WHAT YOU HAVE TO DO | Exact copy, no pictures: repeat the data that follows.

** RECORDS FOR THE EXERCISE follows **

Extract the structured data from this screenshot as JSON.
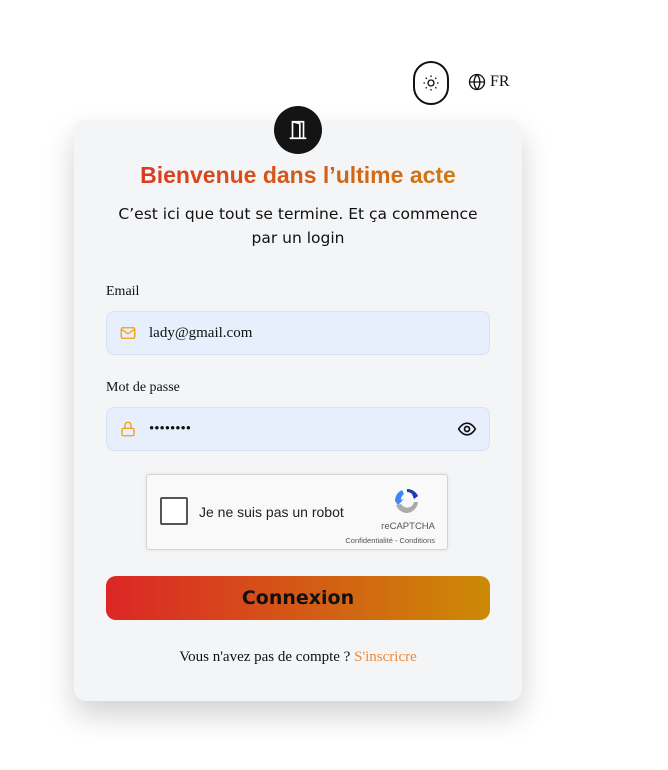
{
  "header": {
    "theme_icon": "sun-icon",
    "language": "FR"
  },
  "card": {
    "title": "Bienvenue dans l’ultime acte",
    "subtitle": "C’est ici que tout se termine. Et ça commence par un login",
    "email_label": "Email",
    "email_value": "lady@gmail.com",
    "password_label": "Mot de passe",
    "password_value": "••••••••",
    "captcha": {
      "label": "Je ne suis pas un robot",
      "brand": "reCAPTCHA",
      "links": "Confidentialité - Conditions"
    },
    "login_button": "Connexion",
    "signup_prompt": "Vous n'avez pas de compte ?",
    "signup_link": "S'inscricre"
  },
  "colors": {
    "accent": "#f59e0b",
    "gradient_start": "#dc2626",
    "gradient_end": "#cc8a06"
  }
}
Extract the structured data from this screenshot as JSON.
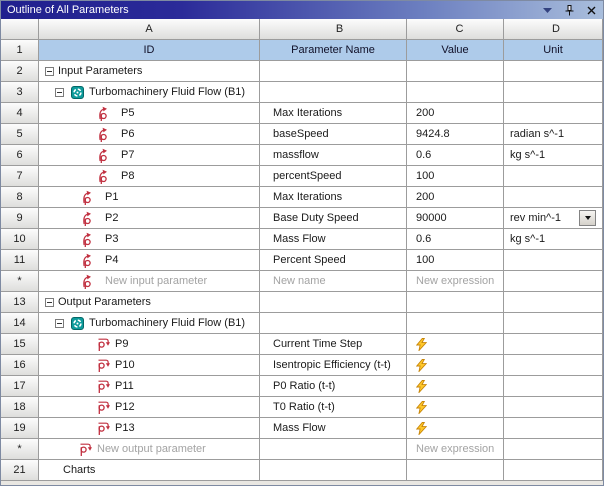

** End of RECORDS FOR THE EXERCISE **

YOUR SOLUTION |
Extract the structured data from this screenshot as JSON.
{
  "header": {
    "theme_icon": "sun-icon",
    "language": "FR"
  },
  "card": {
    "title": "Bienvenue dans l’ultime acte",
    "subtitle": "C’est ici que tout se termine. Et ça commence par un login",
    "email_label": "Email",
    "email_value": "lady@gmail.com",
    "password_label": "Mot de passe",
    "password_value": "••••••••",
    "captcha": {
      "label": "Je ne suis pas un robot",
      "brand": "reCAPTCHA",
      "links": "Confidentialité - Conditions"
    },
    "login_button": "Connexion",
    "signup_prompt": "Vous n'avez pas de compte ?",
    "signup_link": "S'inscricre"
  },
  "colors": {
    "accent": "#f59e0b",
    "gradient_start": "#dc2626",
    "gradient_end": "#cc8a06"
  }
}
Extract the structured data from this screenshot as JSON.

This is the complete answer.